## [WORK REQUIRED]
Type out the entries below again, character for character.
═════ DATA PROVIDED ═════
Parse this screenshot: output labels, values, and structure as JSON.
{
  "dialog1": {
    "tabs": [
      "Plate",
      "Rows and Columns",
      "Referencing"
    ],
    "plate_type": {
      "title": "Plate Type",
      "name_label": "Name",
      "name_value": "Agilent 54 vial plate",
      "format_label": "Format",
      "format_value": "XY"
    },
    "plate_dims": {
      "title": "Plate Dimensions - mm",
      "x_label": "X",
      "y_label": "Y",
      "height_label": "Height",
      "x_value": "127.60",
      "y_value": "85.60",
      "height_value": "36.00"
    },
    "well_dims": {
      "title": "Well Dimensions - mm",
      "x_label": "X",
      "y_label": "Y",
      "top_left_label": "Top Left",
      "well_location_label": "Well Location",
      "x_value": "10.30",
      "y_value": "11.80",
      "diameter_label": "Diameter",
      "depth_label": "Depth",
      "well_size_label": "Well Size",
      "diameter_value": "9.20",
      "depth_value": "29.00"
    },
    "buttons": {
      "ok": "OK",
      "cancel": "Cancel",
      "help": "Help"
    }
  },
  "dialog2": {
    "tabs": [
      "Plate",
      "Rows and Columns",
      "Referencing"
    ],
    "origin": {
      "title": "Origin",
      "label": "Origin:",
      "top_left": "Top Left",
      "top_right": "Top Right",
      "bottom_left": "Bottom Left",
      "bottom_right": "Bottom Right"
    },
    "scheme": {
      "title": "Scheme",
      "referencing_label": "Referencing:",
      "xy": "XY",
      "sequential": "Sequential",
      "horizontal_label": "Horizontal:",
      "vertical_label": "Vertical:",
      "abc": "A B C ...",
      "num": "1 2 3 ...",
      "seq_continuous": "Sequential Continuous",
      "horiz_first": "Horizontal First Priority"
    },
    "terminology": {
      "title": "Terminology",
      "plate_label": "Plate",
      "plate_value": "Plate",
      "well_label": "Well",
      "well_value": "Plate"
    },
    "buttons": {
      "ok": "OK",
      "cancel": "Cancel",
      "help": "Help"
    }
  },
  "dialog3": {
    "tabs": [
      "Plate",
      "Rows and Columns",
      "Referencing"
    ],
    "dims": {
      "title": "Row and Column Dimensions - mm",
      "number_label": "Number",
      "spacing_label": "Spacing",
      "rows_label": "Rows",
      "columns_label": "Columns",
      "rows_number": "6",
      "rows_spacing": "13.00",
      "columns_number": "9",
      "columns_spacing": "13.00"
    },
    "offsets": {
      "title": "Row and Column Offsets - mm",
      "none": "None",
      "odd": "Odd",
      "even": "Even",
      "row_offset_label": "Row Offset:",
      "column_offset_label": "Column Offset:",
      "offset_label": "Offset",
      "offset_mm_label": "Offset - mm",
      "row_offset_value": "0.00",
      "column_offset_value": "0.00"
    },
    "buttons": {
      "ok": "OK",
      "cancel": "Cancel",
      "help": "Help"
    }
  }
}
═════
## [SOLUTION TO THIS TASK]
Parse this screenshot: output labels, values, and structure as JSON.
{
  "dialog1": {
    "tabs": [
      "Plate",
      "Rows and Columns",
      "Referencing"
    ],
    "plate_type": {
      "title": "Plate Type",
      "name_label": "Name",
      "name_value": "Agilent 54 vial plate",
      "format_label": "Format",
      "format_value": "XY"
    },
    "plate_dims": {
      "title": "Plate Dimensions - mm",
      "x_label": "X",
      "y_label": "Y",
      "height_label": "Height",
      "x_value": "127.60",
      "y_value": "85.60",
      "height_value": "36.00"
    },
    "well_dims": {
      "title": "Well Dimensions - mm",
      "x_label": "X",
      "y_label": "Y",
      "top_left_label": "Top Left",
      "well_location_label": "Well Location",
      "x_value": "10.30",
      "y_value": "11.80",
      "diameter_label": "Diameter",
      "depth_label": "Depth",
      "well_size_label": "Well Size",
      "diameter_value": "9.20",
      "depth_value": "29.00"
    },
    "buttons": {
      "ok": "OK",
      "cancel": "Cancel",
      "help": "Help"
    }
  },
  "dialog2": {
    "tabs": [
      "Plate",
      "Rows and Columns",
      "Referencing"
    ],
    "origin": {
      "title": "Origin",
      "label": "Origin:",
      "top_left": "Top Left",
      "top_right": "Top Right",
      "bottom_left": "Bottom Left",
      "bottom_right": "Bottom Right"
    },
    "scheme": {
      "title": "Scheme",
      "referencing_label": "Referencing:",
      "xy": "XY",
      "sequential": "Sequential",
      "horizontal_label": "Horizontal:",
      "vertical_label": "Vertical:",
      "abc": "A B C ...",
      "num": "1 2 3 ...",
      "seq_continuous": "Sequential Continuous",
      "horiz_first": "Horizontal First Priority"
    },
    "terminology": {
      "title": "Terminology",
      "plate_label": "Plate",
      "plate_value": "Plate",
      "well_label": "Well",
      "well_value": "Plate"
    },
    "buttons": {
      "ok": "OK",
      "cancel": "Cancel",
      "help": "Help"
    }
  },
  "dialog3": {
    "tabs": [
      "Plate",
      "Rows and Columns",
      "Referencing"
    ],
    "dims": {
      "title": "Row and Column Dimensions - mm",
      "number_label": "Number",
      "spacing_label": "Spacing",
      "rows_label": "Rows",
      "columns_label": "Columns",
      "rows_number": "6",
      "rows_spacing": "13.00",
      "columns_number": "9",
      "columns_spacing": "13.00"
    },
    "offsets": {
      "title": "Row and Column Offsets - mm",
      "none": "None",
      "odd": "Odd",
      "even": "Even",
      "row_offset_label": "Row Offset:",
      "column_offset_label": "Column Offset:",
      "offset_label": "Offset",
      "offset_mm_label": "Offset - mm",
      "row_offset_value": "0.00",
      "column_offset_value": "0.00"
    },
    "buttons": {
      "ok": "OK",
      "cancel": "Cancel",
      "help": "Help"
    }
  }
}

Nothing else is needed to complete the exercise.